### Supplied data
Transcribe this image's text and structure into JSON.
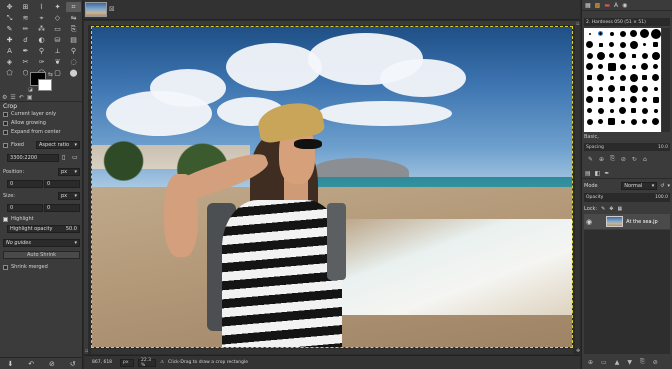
{
  "toolbox": {
    "tools": [
      {
        "name": "move-tool-icon",
        "glyph": "✥"
      },
      {
        "name": "align-tool-icon",
        "glyph": "⊞"
      },
      {
        "name": "free-select-icon",
        "glyph": "⌇"
      },
      {
        "name": "fuzzy-select-icon",
        "glyph": "✦"
      },
      {
        "name": "crop-tool-icon",
        "glyph": "⌗",
        "active": true
      },
      {
        "name": "unified-transform-icon",
        "glyph": "⤡"
      },
      {
        "name": "warp-transform-icon",
        "glyph": "≋"
      },
      {
        "name": "handle-transform-icon",
        "glyph": "⌖"
      },
      {
        "name": "cage-transform-icon",
        "glyph": "◇"
      },
      {
        "name": "flip-tool-icon",
        "glyph": "⇋"
      },
      {
        "name": "paintbrush-icon",
        "glyph": "✎"
      },
      {
        "name": "pencil-icon",
        "glyph": "✏"
      },
      {
        "name": "airbrush-icon",
        "glyph": "⁂"
      },
      {
        "name": "eraser-icon",
        "glyph": "▭"
      },
      {
        "name": "clone-tool-icon",
        "glyph": "⎘"
      },
      {
        "name": "heal-tool-icon",
        "glyph": "✚"
      },
      {
        "name": "smudge-tool-icon",
        "glyph": "☌"
      },
      {
        "name": "dodge-burn-icon",
        "glyph": "◐"
      },
      {
        "name": "bucket-fill-icon",
        "glyph": "⛁"
      },
      {
        "name": "gradient-tool-icon",
        "glyph": "▤"
      },
      {
        "name": "text-tool-icon",
        "glyph": "A"
      },
      {
        "name": "paths-tool-icon",
        "glyph": "✒"
      },
      {
        "name": "color-picker-icon",
        "glyph": "⚲"
      },
      {
        "name": "measure-tool-icon",
        "glyph": "⟂"
      },
      {
        "name": "zoom-tool-icon",
        "glyph": "⚲"
      },
      {
        "name": "foreground-select-icon",
        "glyph": "◈"
      },
      {
        "name": "scissors-select-icon",
        "glyph": "✂"
      },
      {
        "name": "ink-tool-icon",
        "glyph": "✑"
      },
      {
        "name": "mypaint-brush-icon",
        "glyph": "❦"
      },
      {
        "name": "blur-tool-icon",
        "glyph": "◌"
      },
      {
        "name": "perspective-icon",
        "glyph": "⬠"
      },
      {
        "name": "3d-transform-icon",
        "glyph": "⬡"
      },
      {
        "name": "ellipse-select-icon",
        "glyph": "◯"
      },
      {
        "name": "rect-select-icon",
        "glyph": "▢"
      },
      {
        "name": "color-select-icon",
        "glyph": "⬤"
      }
    ]
  },
  "options": {
    "title": "Crop",
    "current_layer_only": "Current layer only",
    "allow_growing": "Allow growing",
    "expand_from_center": "Expand from center",
    "fixed_label": "Fixed",
    "fixed_value": "Aspect ratio",
    "ratio_value": "3300:2200",
    "position_label": "Position:",
    "position_unit": "px",
    "position_x": "0",
    "position_y": "0",
    "size_label": "Size:",
    "size_unit": "px",
    "size_w": "0",
    "size_h": "0",
    "highlight": "Highlight",
    "highlight_opacity_label": "Highlight opacity",
    "highlight_opacity_value": "50.0",
    "guides_value": "No guides",
    "auto_shrink": "Auto Shrink",
    "shrink_merged": "Shrink merged"
  },
  "status": {
    "coords": "867, 618",
    "unit": "px",
    "zoom": "22.3 %",
    "message": "Click-Drag to draw a crop rectangle"
  },
  "brushes": {
    "title": "2. Hardness 050 (51 × 51)",
    "category": "Basic,",
    "spacing_label": "Spacing",
    "spacing_value": "10.0"
  },
  "layers": {
    "mode_label": "Mode",
    "mode_value": "Normal",
    "opacity_label": "Opacity",
    "opacity_value": "100.0",
    "lock_label": "Lock:",
    "layer_name": "At the sea.jp"
  },
  "colors": {
    "foreground": "#000000",
    "background": "#ffffff",
    "selection": "#d8d030"
  }
}
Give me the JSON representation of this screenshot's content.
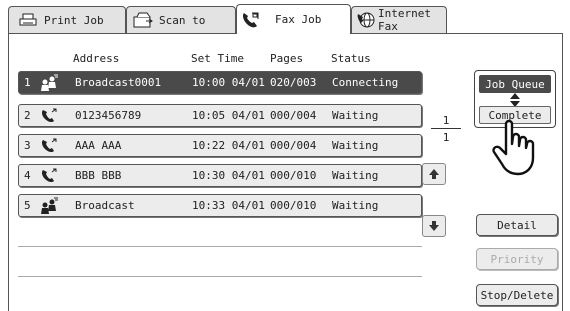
{
  "tabs": [
    {
      "label": "Print Job",
      "icon": "printer-icon"
    },
    {
      "label": "Scan to",
      "icon": "scanner-icon"
    },
    {
      "label": "Fax Job",
      "icon": "fax-phone-icon",
      "active": true
    },
    {
      "label": "Internet Fax",
      "icon": "internet-fax-icon"
    }
  ],
  "columns": {
    "address": "Address",
    "set_time": "Set Time",
    "pages": "Pages",
    "status": "Status"
  },
  "rows": [
    {
      "num": "1",
      "icon": "broadcast-icon",
      "address": "Broadcast0001",
      "time": "10:00 04/01",
      "pages": "020/003",
      "status": "Connecting",
      "selected": true
    },
    {
      "num": "2",
      "icon": "phone-icon",
      "address": "0123456789",
      "time": "10:05 04/01",
      "pages": "000/004",
      "status": "Waiting"
    },
    {
      "num": "3",
      "icon": "phone-icon",
      "address": "AAA AAA",
      "time": "10:22 04/01",
      "pages": "000/004",
      "status": "Waiting"
    },
    {
      "num": "4",
      "icon": "phone-icon",
      "address": "BBB BBB",
      "time": "10:30 04/01",
      "pages": "000/010",
      "status": "Waiting"
    },
    {
      "num": "5",
      "icon": "broadcast-icon",
      "address": "Broadcast",
      "time": "10:33 04/01",
      "pages": "000/010",
      "status": "Waiting"
    }
  ],
  "page_indicator": {
    "current": "1",
    "total": "1"
  },
  "job_queue": {
    "label": "Job Queue",
    "complete_label": "Complete"
  },
  "buttons": {
    "detail": "Detail",
    "priority": "Priority",
    "stop_delete": "Stop/Delete"
  },
  "colors": {
    "selected_row": "#4a4a4a",
    "button_bg": "#ececec",
    "border": "#555555"
  }
}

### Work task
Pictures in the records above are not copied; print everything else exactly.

### Response box
Transcribe this image's text and structure into JSON.
{
  "toolbox": {
    "tools": [
      {
        "name": "move-tool-icon",
        "glyph": "✥"
      },
      {
        "name": "align-tool-icon",
        "glyph": "⊞"
      },
      {
        "name": "free-select-icon",
        "glyph": "⌇"
      },
      {
        "name": "fuzzy-select-icon",
        "glyph": "✦"
      },
      {
        "name": "crop-tool-icon",
        "glyph": "⌗",
        "active": true
      },
      {
        "name": "unified-transform-icon",
        "glyph": "⤡"
      },
      {
        "name": "warp-transform-icon",
        "glyph": "≋"
      },
      {
        "name": "handle-transform-icon",
        "glyph": "⌖"
      },
      {
        "name": "cage-transform-icon",
        "glyph": "◇"
      },
      {
        "name": "flip-tool-icon",
        "glyph": "⇋"
      },
      {
        "name": "paintbrush-icon",
        "glyph": "✎"
      },
      {
        "name": "pencil-icon",
        "glyph": "✏"
      },
      {
        "name": "airbrush-icon",
        "glyph": "⁂"
      },
      {
        "name": "eraser-icon",
        "glyph": "▭"
      },
      {
        "name": "clone-tool-icon",
        "glyph": "⎘"
      },
      {
        "name": "heal-tool-icon",
        "glyph": "✚"
      },
      {
        "name": "smudge-tool-icon",
        "glyph": "☌"
      },
      {
        "name": "dodge-burn-icon",
        "glyph": "◐"
      },
      {
        "name": "bucket-fill-icon",
        "glyph": "⛁"
      },
      {
        "name": "gradient-tool-icon",
        "glyph": "▤"
      },
      {
        "name": "text-tool-icon",
        "glyph": "A"
      },
      {
        "name": "paths-tool-icon",
        "glyph": "✒"
      },
      {
        "name": "color-picker-icon",
        "glyph": "⚲"
      },
      {
        "name": "measure-tool-icon",
        "glyph": "⟂"
      },
      {
        "name": "zoom-tool-icon",
        "glyph": "⚲"
      },
      {
        "name": "foreground-select-icon",
        "glyph": "◈"
      },
      {
        "name": "scissors-select-icon",
        "glyph": "✂"
      },
      {
        "name": "ink-tool-icon",
        "glyph": "✑"
      },
      {
        "name": "mypaint-brush-icon",
        "glyph": "❦"
      },
      {
        "name": "blur-tool-icon",
        "glyph": "◌"
      },
      {
        "name": "perspective-icon",
        "glyph": "⬠"
      },
      {
        "name": "3d-transform-icon",
        "glyph": "⬡"
      },
      {
        "name": "ellipse-select-icon",
        "glyph": "◯"
      },
      {
        "name": "rect-select-icon",
        "glyph": "▢"
      },
      {
        "name": "color-select-icon",
        "glyph": "⬤"
      }
    ]
  },
  "options": {
    "title": "Crop",
    "current_layer_only": "Current layer only",
    "allow_growing": "Allow growing",
    "expand_from_center": "Expand from center",
    "fixed_label": "Fixed",
    "fixed_value": "Aspect ratio",
    "ratio_value": "3300:2200",
    "position_label": "Position:",
    "position_unit": "px",
    "position_x": "0",
    "position_y": "0",
    "size_label": "Size:",
    "size_unit": "px",
    "size_w": "0",
    "size_h": "0",
    "highlight": "Highlight",
    "highlight_opacity_label": "Highlight opacity",
    "highlight_opacity_value": "50.0",
    "guides_value": "No guides",
    "auto_shrink": "Auto Shrink",
    "shrink_merged": "Shrink merged"
  },
  "status": {
    "coords": "867, 618",
    "unit": "px",
    "zoom": "22.3 %",
    "message": "Click-Drag to draw a crop rectangle"
  },
  "brushes": {
    "title": "2. Hardness 050 (51 × 51)",
    "category": "Basic,",
    "spacing_label": "Spacing",
    "spacing_value": "10.0"
  },
  "layers": {
    "mode_label": "Mode",
    "mode_value": "Normal",
    "opacity_label": "Opacity",
    "opacity_value": "100.0",
    "lock_label": "Lock:",
    "layer_name": "At the sea.jp"
  },
  "colors": {
    "foreground": "#000000",
    "background": "#ffffff",
    "selection": "#d8d030"
  }
}
Give me the JSON representation of this screenshot's content.
{
  "tabs": [
    {
      "label": "Print Job",
      "icon": "printer-icon"
    },
    {
      "label": "Scan to",
      "icon": "scanner-icon"
    },
    {
      "label": "Fax Job",
      "icon": "fax-phone-icon",
      "active": true
    },
    {
      "label": "Internet Fax",
      "icon": "internet-fax-icon"
    }
  ],
  "columns": {
    "address": "Address",
    "set_time": "Set Time",
    "pages": "Pages",
    "status": "Status"
  },
  "rows": [
    {
      "num": "1",
      "icon": "broadcast-icon",
      "address": "Broadcast0001",
      "time": "10:00 04/01",
      "pages": "020/003",
      "status": "Connecting",
      "selected": true
    },
    {
      "num": "2",
      "icon": "phone-icon",
      "address": "0123456789",
      "time": "10:05 04/01",
      "pages": "000/004",
      "status": "Waiting"
    },
    {
      "num": "3",
      "icon": "phone-icon",
      "address": "AAA AAA",
      "time": "10:22 04/01",
      "pages": "000/004",
      "status": "Waiting"
    },
    {
      "num": "4",
      "icon": "phone-icon",
      "address": "BBB BBB",
      "time": "10:30 04/01",
      "pages": "000/010",
      "status": "Waiting"
    },
    {
      "num": "5",
      "icon": "broadcast-icon",
      "address": "Broadcast",
      "time": "10:33 04/01",
      "pages": "000/010",
      "status": "Waiting"
    }
  ],
  "page_indicator": {
    "current": "1",
    "total": "1"
  },
  "job_queue": {
    "label": "Job Queue",
    "complete_label": "Complete"
  },
  "buttons": {
    "detail": "Detail",
    "priority": "Priority",
    "stop_delete": "Stop/Delete"
  },
  "colors": {
    "selected_row": "#4a4a4a",
    "button_bg": "#ececec",
    "border": "#555555"
  }
}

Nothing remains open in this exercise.